- SPIN Rating: of 10
Four years after The Departed, Martin Scorsese returns to Massachusetts -- and to his favorite leading man. Here, it's 1954, and the director ferries DiCaprio through Boston Harbor to a prison reminiscent of Alcatraz, but with crazier patients and nastier weather.
He also burdens him with material so over the top that it makes the rat scampering at the end of his Oscar-winning 2006 film look positively restrained. The star plays Deputy Marshal Teddy Daniels as if conducting a test: Is it possible to read clichés with nuance?
Accompanied by a new partner (Ruffalo, smirking beneath a fedora), Teddy is investigating the escape of a murderess, but his real mission is to confront the man who killed his wife, and he describes his methodology in the dullest way possible: "It's not exactly by the book."
During a storm that forces the pair to stay overnight, flashes of white lightning strike every time prison administrators say potentially sinister things. Eventually, Teddy starts to think he's either being dosed or going mad. At one anguished moment, the camera pulls back from a closeup to a bird's-eye view as he throws his head back to scream, "Nooooo!"

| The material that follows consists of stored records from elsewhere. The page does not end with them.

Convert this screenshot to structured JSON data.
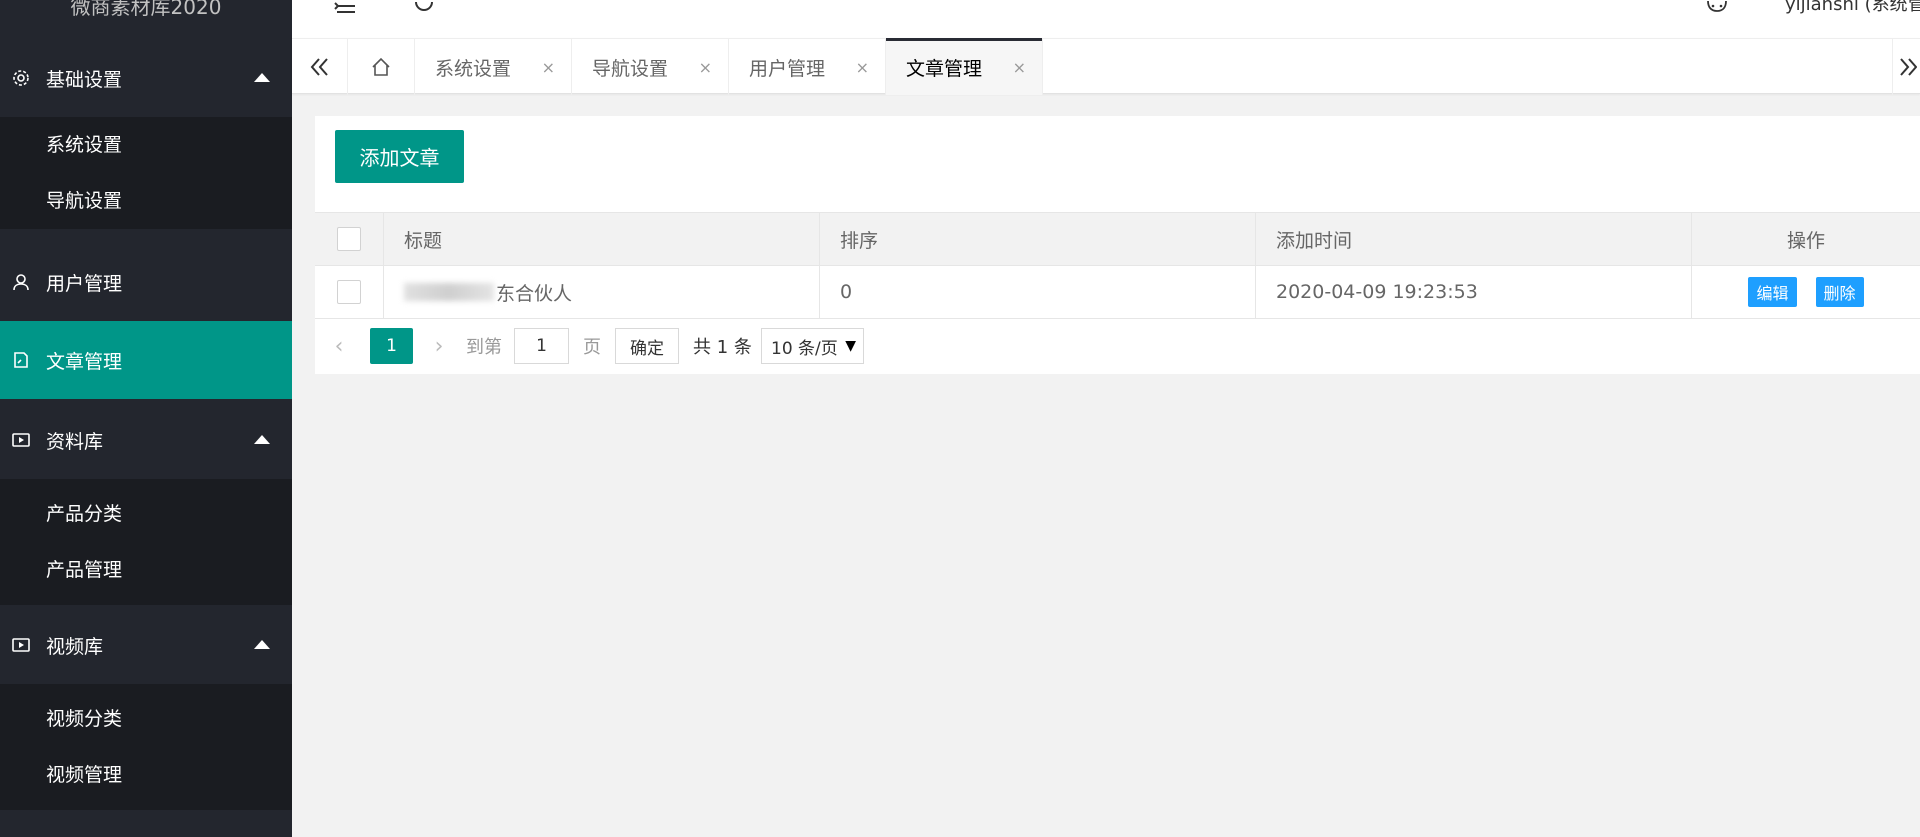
{
  "app": {
    "logo_text": "微商素材库2020"
  },
  "sidebar": {
    "groups": [
      {
        "label": "基础设置",
        "icon": "gear-icon"
      },
      {
        "label": "用户管理",
        "icon": "user-icon"
      },
      {
        "label": "文章管理",
        "icon": "document-icon"
      },
      {
        "label": "资料库",
        "icon": "play-icon"
      },
      {
        "label": "视频库",
        "icon": "play-icon"
      }
    ],
    "sub_basic": [
      "系统设置",
      "导航设置"
    ],
    "sub_library": [
      "产品分类",
      "产品管理"
    ],
    "sub_video": [
      "视频分类",
      "视频管理"
    ],
    "active": "文章管理"
  },
  "header": {
    "user": "yijianshi (系统管"
  },
  "tabs": [
    {
      "label": "系统设置"
    },
    {
      "label": "导航设置"
    },
    {
      "label": "用户管理"
    },
    {
      "label": "文章管理",
      "active": true
    }
  ],
  "tab_close": "×",
  "content": {
    "add_button": "添加文章",
    "table": {
      "headers": [
        "标题",
        "排序",
        "添加时间",
        "操作"
      ],
      "rows": [
        {
          "title_visible": "东合伙人",
          "sort": "0",
          "time": "2020-04-09 19:23:53",
          "edit": "编辑",
          "delete": "删除"
        }
      ]
    },
    "pager": {
      "prev": "‹",
      "next": "›",
      "current": "1",
      "goto_label": "到第",
      "goto_value": "1",
      "page_unit": "页",
      "confirm": "确定",
      "total": "共 1 条",
      "page_size": "10 条/页"
    }
  },
  "colors": {
    "sidebar_bg": "#23262e",
    "submenu_bg": "#1a1c21",
    "accent": "#009688",
    "op_blue": "#1e9fff"
  }
}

Yes, the man-made Shutter Island (based on the novel by Dennis Lehane) is built on pulp landfill, but purposefully so, with Scorsese using the twist ending to riff on the very power of elaborate fantasy. Those lightning bolts aren't a pointless homage to Rocky Horror gimmickry: They're chances to play with light itself and smuggle experimental filmmaking into the multiplex. The movie's centerpiece -- a long, sublime, flashback sequence -- somewhat justifies the whole berserk affair.
Still, the director has taken on too much by simultaneously investigating Cold War paranoia, concentration camps, and religious dogma. But as the ominous waves break against the rocky shore, you realize that the tasty sea salt enhances this ball of corn.
WATCH: Shutter Island trailer